The Department of Justice is asking a court to force Anthem to turn over information related to an ongoing fraud investigation involving the insurer's Medicare Advantage plans that brought in nearly $215 million using retrospective chart reviews over a two-year period.
Anthem, meanwhile, argues investigators are overstepping their authority by asking for information that is protected by attorney-client privilege and falls outside the scope of the DOJ’s probe.
The legal spat may be a precursor to more substantial litigation as new court filings also reveal federal prosecutors may be close to filing a complaint against the insurer.
The two sides have reached an impasse following several letters exchanged between the DOJ and Anthem’s attorneys. The legal squabble revolves around a civil investigative demand (CID) issued (PDF) to Anthem March 22 by the U.S. Attorney for the Southern District of New York. Prosecutors requested depositions from Anthem’s corporate representatives about how the company calculated risk adjustment data, particularly around Medicare Advantage beneficiary diagnosis codes.
This week, New York prosecutors filed a petition of summary enforcement with the U.S. District Court for the Southern District of New York requesting that Anthem comply with the demand. That same day, a federal judge ordered (PDF) Anthem to explain why a court order should not be issued.
Under the MA program, insurers are reimbursed by the federal government based the overall health of each beneficiary. Diagnosis codes are used to determine how much is necessary to care for each patient.
Prosecutors say their investigation is focused on whether Anthem violated the False Claims Act by failing to ensure diagnosis codes were valid while taking hundreds of millions of dollars in federal reimbursement.
Court documents show Anthem obtained more than $102 million in additional risk adjustment payments in 2014 from the Centers for Medicare & Medicaid Services following a retrospective chart review using a third-party vendor known as Verscend while incurring just $18.1 million in "program expense." In 2015, a retrospective review brought in more than $112 million on an $18.8 million cost.
"Each dollar Anthem spent on its retrospective chart review program generated more than $5 in additional risk-adjustment payments," the DOJ said in its petition (PDF).

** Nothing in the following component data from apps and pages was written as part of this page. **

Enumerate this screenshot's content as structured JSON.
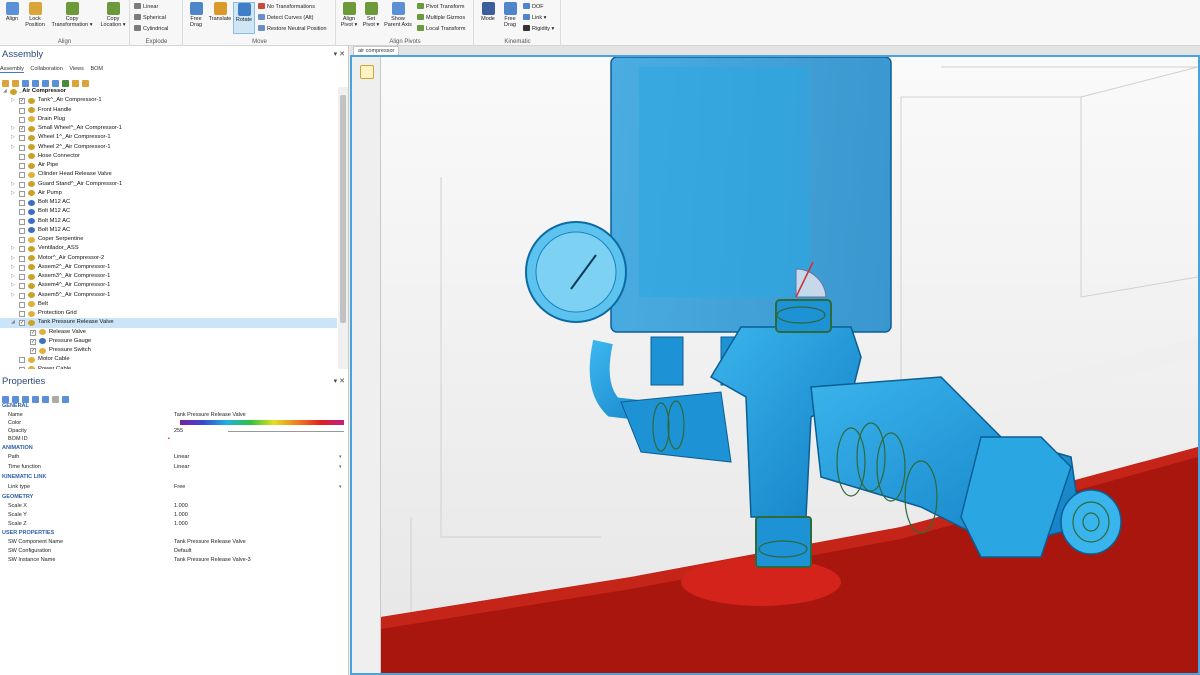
{
  "ribbon": {
    "groups": [
      {
        "label": "Align"
      },
      {
        "label": "Explode"
      },
      {
        "label": "Move"
      },
      {
        "label": "Align Pivots"
      },
      {
        "label": "Kinematic"
      }
    ],
    "buttons": {
      "align": "Align",
      "lock_position": "Lock Position",
      "copy_transformation": "Copy Transformation ▾",
      "copy_location": "Copy Location ▾",
      "linear": "Linear",
      "spherical": "Spherical",
      "cylindrical": "Cylindrical",
      "free_drag": "Free Drag",
      "translate": "Translate",
      "rotate": "Rotate",
      "no_transformations": "No Transformations",
      "detect_curves": "Detect Curves (Alt)",
      "restore_neutral": "Restore Neutral Position",
      "align_pivot": "Align Pivot ▾",
      "set_pivot": "Set Pivot ▾",
      "show_parent_axis": "Show Parent Axis",
      "pivot_transform": "Pivot Transform",
      "multiple_gizmos": "Multiple Gizmos",
      "local_transform": "Local Transform",
      "mode": "Mode",
      "kin_free_drag": "Free Drag",
      "dof": "DOF",
      "link": "Link ▾",
      "rigidity": "Rigidity ▾"
    }
  },
  "assembly": {
    "title": "Assembly",
    "tabs": [
      "Assembly",
      "Collaboration",
      "Views",
      "BOM"
    ],
    "root": "_Air Compressor",
    "items": [
      {
        "label": "Tank^_Air Compressor-1",
        "level": 1,
        "exp": "▷",
        "chk": "✓",
        "color": "#c9a227"
      },
      {
        "label": "Front Handle",
        "level": 1,
        "exp": "",
        "chk": "",
        "color": "#c9a227"
      },
      {
        "label": "Drain Plug",
        "level": 1,
        "exp": "",
        "chk": "",
        "color": "#e0b13a"
      },
      {
        "label": "Small Wheel^_Air Compressor-1",
        "level": 1,
        "exp": "▷",
        "chk": "✓",
        "color": "#c9a227"
      },
      {
        "label": "Wheel 1^_Air Compressor-1",
        "level": 1,
        "exp": "▷",
        "chk": "",
        "color": "#c9a227"
      },
      {
        "label": "Wheel 2^_Air Compressor-1",
        "level": 1,
        "exp": "▷",
        "chk": "",
        "color": "#c9a227"
      },
      {
        "label": "Hose Connector",
        "level": 1,
        "exp": "",
        "chk": "",
        "color": "#c9a227"
      },
      {
        "label": "Air Pipe",
        "level": 1,
        "exp": "",
        "chk": "",
        "color": "#c9a227"
      },
      {
        "label": "Cilinder Head Release Valve",
        "level": 1,
        "exp": "",
        "chk": "",
        "color": "#e0b13a"
      },
      {
        "label": "Guard Stand^_Air Compressor-1",
        "level": 1,
        "exp": "▷",
        "chk": "",
        "color": "#c9a227"
      },
      {
        "label": "Air Pump",
        "level": 1,
        "exp": "▷",
        "chk": "",
        "color": "#c9a227"
      },
      {
        "label": "Bolt M12 AC",
        "level": 1,
        "exp": "",
        "chk": "",
        "color": "#3a6fc4"
      },
      {
        "label": "Bolt M12 AC",
        "level": 1,
        "exp": "",
        "chk": "",
        "color": "#3a6fc4"
      },
      {
        "label": "Bolt M12 AC",
        "level": 1,
        "exp": "",
        "chk": "",
        "color": "#3a6fc4"
      },
      {
        "label": "Bolt M12 AC",
        "level": 1,
        "exp": "",
        "chk": "",
        "color": "#3a6fc4"
      },
      {
        "label": "Coper Serpentine",
        "level": 1,
        "exp": "",
        "chk": "",
        "color": "#e0b13a"
      },
      {
        "label": "Ventilador_ASS",
        "level": 1,
        "exp": "▷",
        "chk": "",
        "color": "#c9a227"
      },
      {
        "label": "Motor^_Air Compressor-2",
        "level": 1,
        "exp": "▷",
        "chk": "",
        "color": "#c9a227"
      },
      {
        "label": "Assem2^_Air Compressor-1",
        "level": 1,
        "exp": "▷",
        "chk": "",
        "color": "#c9a227"
      },
      {
        "label": "Assem3^_Air Compressor-1",
        "level": 1,
        "exp": "▷",
        "chk": "",
        "color": "#c9a227"
      },
      {
        "label": "Assem4^_Air Compressor-1",
        "level": 1,
        "exp": "▷",
        "chk": "",
        "color": "#c9a227"
      },
      {
        "label": "Assem5^_Air Compressor-1",
        "level": 1,
        "exp": "▷",
        "chk": "",
        "color": "#c9a227"
      },
      {
        "label": "Belt",
        "level": 1,
        "exp": "",
        "chk": "",
        "color": "#e0b13a"
      },
      {
        "label": "Protection Grid",
        "level": 1,
        "exp": "",
        "chk": "",
        "color": "#e0b13a"
      },
      {
        "label": "Tank Pressure Release Valve",
        "level": 1,
        "exp": "◢",
        "chk": "✓",
        "color": "#c9a227",
        "selected": true
      },
      {
        "label": "Release Valve",
        "level": 2,
        "exp": "",
        "chk": "✓",
        "color": "#e0b13a"
      },
      {
        "label": "Pressure Gauge",
        "level": 2,
        "exp": "",
        "chk": "✓",
        "color": "#3a6fc4"
      },
      {
        "label": "Pressure Switch",
        "level": 2,
        "exp": "",
        "chk": "✓",
        "color": "#e0b13a"
      },
      {
        "label": "Motor Cable",
        "level": 1,
        "exp": "",
        "chk": "",
        "color": "#e0b13a"
      },
      {
        "label": "Power Cable",
        "level": 1,
        "exp": "",
        "chk": "",
        "color": "#e0b13a"
      }
    ]
  },
  "properties": {
    "title": "Properties",
    "sections": {
      "general": "GENERAL",
      "animation": "ANIMATION",
      "kinematic_link": "KINEMATIC LINK",
      "geometry": "GEOMETRY",
      "user_properties": "USER PROPERTIES"
    },
    "rows": {
      "name_label": "Name",
      "name_value": "Tank Pressure Release Valve",
      "color_label": "Color",
      "opacity_label": "Opacity",
      "opacity_value": "255",
      "bomid_label": "BOM ID",
      "path_label": "Path",
      "path_value": "Linear",
      "timefn_label": "Time function",
      "timefn_value": "Linear",
      "linktype_label": "Link type",
      "linktype_value": "Free",
      "scalex_label": "Scale X",
      "scalex_value": "1.000",
      "scaley_label": "Scale Y",
      "scaley_value": "1.000",
      "scalez_label": "Scale Z",
      "scalez_value": "1.000",
      "swcomp_label": "SW Component Name",
      "swcomp_value": "Tank Pressure Release Valve",
      "swconf_label": "SW Configuration",
      "swconf_value": "Default",
      "swinst_label": "SW Instance Name",
      "swinst_value": "Tank Pressure Release Valve-3"
    }
  },
  "viewport": {
    "tab": "air compressor"
  },
  "colors": {
    "accent": "#4aa3df",
    "selection": "#cce4f7",
    "part_blue": "#1e9fe0",
    "floor_red": "#b01a10"
  }
}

The DOJ said one reason for the high profitability may be because Anthem "chose to disregard" whether Verscend's results identified certain codes already sent to CMS were invalid.

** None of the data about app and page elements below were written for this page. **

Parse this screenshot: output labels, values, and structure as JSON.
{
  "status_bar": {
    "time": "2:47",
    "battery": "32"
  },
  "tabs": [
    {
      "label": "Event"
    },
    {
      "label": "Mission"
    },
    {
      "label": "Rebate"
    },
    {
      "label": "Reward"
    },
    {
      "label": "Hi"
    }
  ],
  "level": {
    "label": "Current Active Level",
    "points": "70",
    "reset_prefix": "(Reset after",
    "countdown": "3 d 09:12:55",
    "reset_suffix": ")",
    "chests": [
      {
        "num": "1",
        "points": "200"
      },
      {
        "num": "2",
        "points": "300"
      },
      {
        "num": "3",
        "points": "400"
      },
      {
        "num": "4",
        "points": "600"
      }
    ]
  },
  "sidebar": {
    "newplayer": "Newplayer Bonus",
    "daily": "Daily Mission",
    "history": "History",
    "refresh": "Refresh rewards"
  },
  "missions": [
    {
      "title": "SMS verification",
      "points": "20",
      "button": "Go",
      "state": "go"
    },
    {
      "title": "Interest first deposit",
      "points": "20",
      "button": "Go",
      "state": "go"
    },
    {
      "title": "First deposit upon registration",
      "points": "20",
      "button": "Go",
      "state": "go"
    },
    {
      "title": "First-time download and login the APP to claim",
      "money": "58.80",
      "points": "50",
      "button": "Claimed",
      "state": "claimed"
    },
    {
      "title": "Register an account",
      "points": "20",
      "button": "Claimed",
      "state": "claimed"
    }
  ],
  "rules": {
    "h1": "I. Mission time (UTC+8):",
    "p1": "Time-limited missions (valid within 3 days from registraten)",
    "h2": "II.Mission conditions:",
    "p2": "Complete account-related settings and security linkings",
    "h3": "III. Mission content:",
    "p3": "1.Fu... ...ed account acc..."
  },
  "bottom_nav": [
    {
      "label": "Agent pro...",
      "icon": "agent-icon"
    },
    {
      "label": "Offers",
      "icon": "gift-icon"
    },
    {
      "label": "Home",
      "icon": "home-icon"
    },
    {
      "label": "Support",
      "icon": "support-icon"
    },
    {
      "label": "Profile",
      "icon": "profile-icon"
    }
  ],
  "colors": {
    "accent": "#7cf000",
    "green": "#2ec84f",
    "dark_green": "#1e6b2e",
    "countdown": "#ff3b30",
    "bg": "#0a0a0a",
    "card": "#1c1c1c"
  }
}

Anthem has resisted turning over information about the retrospective reviews. After receiving the March demand, Anthem challenged the U.S. Attorney’s Office request for testimony involving internal auditing procedures Anthem used to determine which diagnosis codes to submit to CMS, the company’s policies and training to ensure codes submitted were valid, and any personnel Anthem relied on to ensure compliance with those policies. Anthem argued the requests were overly burdensome, vague and ambiguous.
Prosecutors later agreed to limit the scope of the testimony. In a letter (PDF) to Anthem’s attorneys on Aug. 1, U.S. Attorney Geoffrey Berman said the investigation is focused on conduct related to the DOJ’s prior case against UnitedHealthcare in prosecutors claimed the insurer submitted erroneous diagnosis codes without conducting reasonable diligence.

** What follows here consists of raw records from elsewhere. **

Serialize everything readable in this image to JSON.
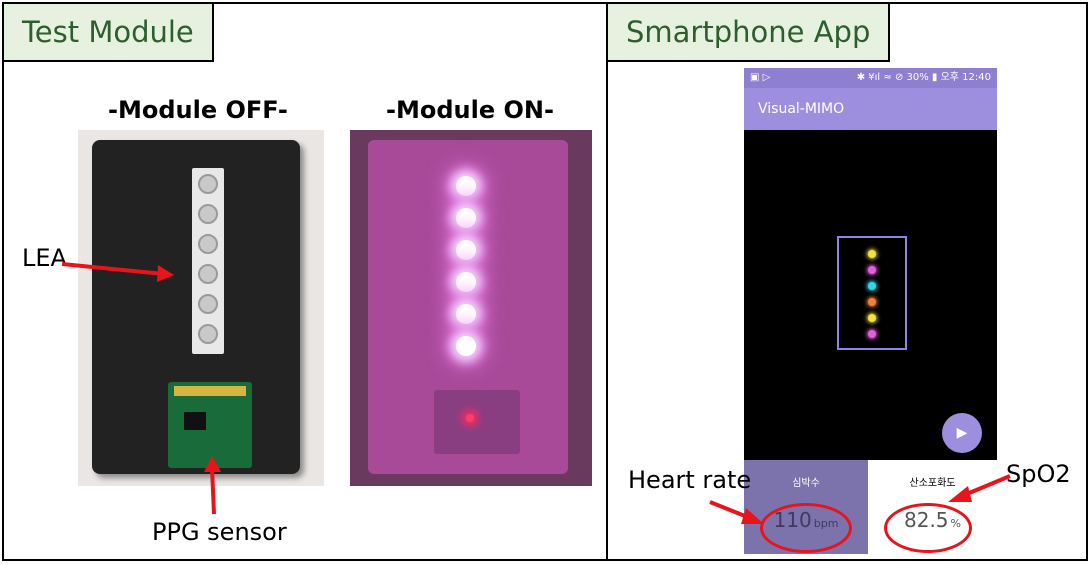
{
  "left_panel": {
    "tab_title": "Test Module",
    "caption_off": "-Module OFF-",
    "caption_on": "-Module ON-",
    "label_lea": "LEA",
    "label_ppg": "PPG sensor"
  },
  "right_panel": {
    "tab_title": "Smartphone App",
    "statusbar": {
      "left_icons": "▣ ▷",
      "right_text": "✱ ¥ıl ≈ ⊘ 30% ▮ 오후 12:40"
    },
    "app_title": "Visual-MIMO",
    "fab_icon": "play-icon",
    "heart_rate": {
      "title": "심박수",
      "value": "110",
      "unit": "bpm"
    },
    "spo2": {
      "title": "산소포화도",
      "value": "82.5",
      "unit": "%"
    },
    "label_heart_rate": "Heart rate",
    "label_spo2": "SpO2",
    "led_colors": [
      "#f4e13a",
      "#e45fdd",
      "#35d4e8",
      "#f2803a",
      "#f4e13a",
      "#e45fdd"
    ]
  },
  "colors": {
    "tab_bg": "#e6f2df",
    "tab_text": "#2e5e2e",
    "annotation_red": "#e8141b",
    "app_accent": "#9d8fdd"
  }
}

The DOJ abandoned that whistleblower lawsuit in October and abandoned most of a second case against UnitedHealthcare that included similar allegations. Several other insurers, including Humana, Cigna, Health Net and Aetna have been swept up in the DOJ's probe.
In its response, Anthem’s attorney Jim Bowman, a partner at O'Melveny & Myers, maintained the government’s request would “require dozens of witnesses and several months to provide accurate and complete testimony.” He also argued Anthem has “cooperated fully with the government’s investigation from the outset,” but the company ended an agreement to waive its right to dismiss litigation after prosecutors indicated they intended to file a complaint.
“In early 2018 … DOJ informed Anthem that a ‘decision to move forward has been made’ and that SDNY would move forward with ‘drafting the complaint and filing the case’ against Anthem related to its chart review practices,” Bowman wrote (PDF).
In a subsequent letter (PDF), Bowman said Anthem is "baffled" by the DOJ's "repeated refusal to explain how the testimony you seek relates to the subject matter of your investigation." He added that prosecutors have declined "no fewer than ten separate requests" to meet with Anthem's legal team.
"There is no basis for Anthem to refuse to provide testimony on an issue directly relevant to this investigation," Berman wrote in an Aug. 10 letter (PDF).
An Anthem spokesperson declined to comment.